Media baron Rupert Murdoch today agreed to sell his control of DirecTV to LIberty Media in exchange for the $11 billion stake that Liberty Media had in Murdoch’s News Corp. On the surface, it just seems like some corporate shuffling, but the reality is the maneuver could have some implications on the world of sports.

In the deal, Liberty Media gets control of three regional sports networks, including Fox SportsNet Pittsburgh, Fox SportsNet Northwest and Fox SportsNet Rocky Mountain. Now remember: Liberty Media is also in talks to buy the Atlanta Braves. So when all is said and done, the company could have have three sports networks, a Major League Baseball team and the leading satellite provider, which has the exclusive rights to the NFL Sunday Ticket. That makes Liberty Media a pretty prominent player in the sports world, with leverage to do even more if it wants to.

I’m most curious, however, as to how this affects the future of the Big Ten Network. Fox owns about 49 percent of the network, and agreed to put the network on the most broadly distributed tier of its DirecTV systems beginning next year. It is widely believed the Big Ten partnered with Fox at least in part to land that distribution deal.

It will be interesting to see whether Liberty Media keeps the Big Ten Network on DirecTV’s basic tier, or whether it eventually fights to shift the network to a sports tier.

It’s also worth exploring what Liberty Media does with the NFL Sunday Ticket, a popular premium satellite package that allows fans to see every out-of-market NFL game. DirectTV recently agreed to pay $700 million per year through 2010 for the exclusive rights to the package.

But the package is viewed by most people in the industry as a “loss leader,” meaning that the company makes no money off the package specifically, but believes it gains the money back in the form of increased subscribers.

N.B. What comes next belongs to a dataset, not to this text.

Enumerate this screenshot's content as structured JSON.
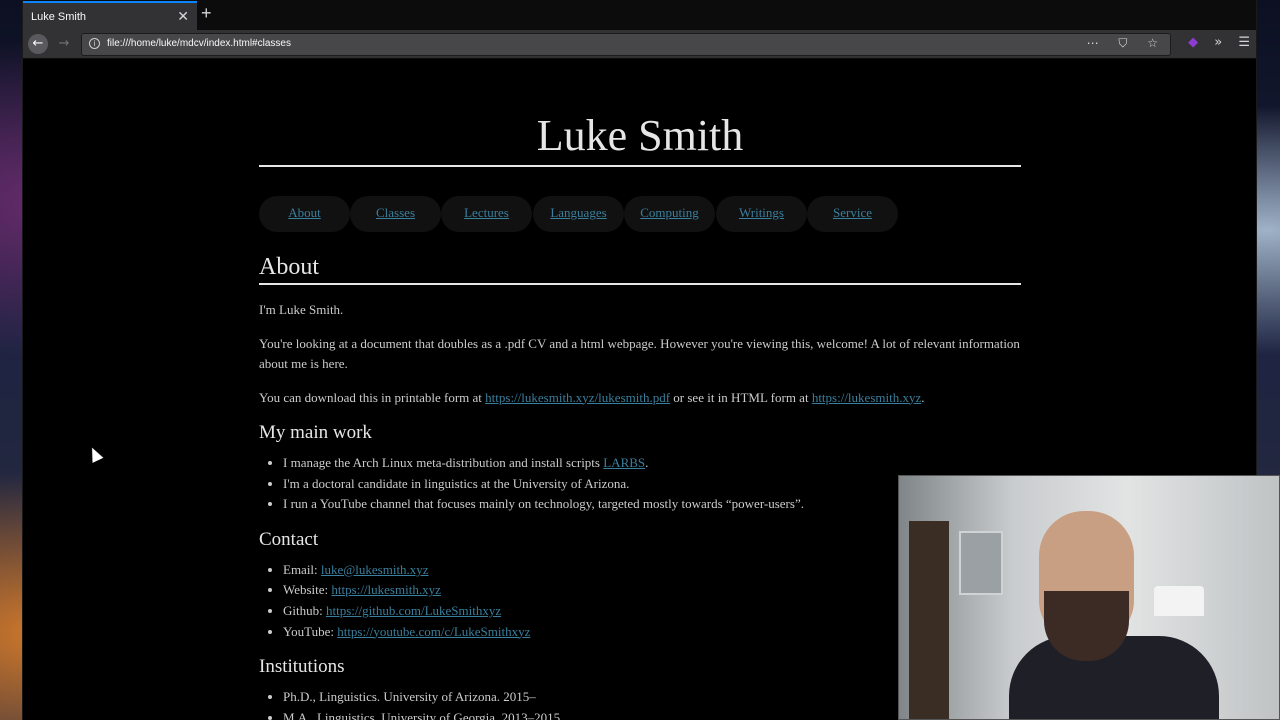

With the cost of the NFL Sunday Ticket likely topping $1 billion per year next time around, Liberty Media may take a more conservative approach and back out of bidding for the package again.

It may be years before this all shakes out, but don’t expect the status quo.



Click to Read More

Click to Hide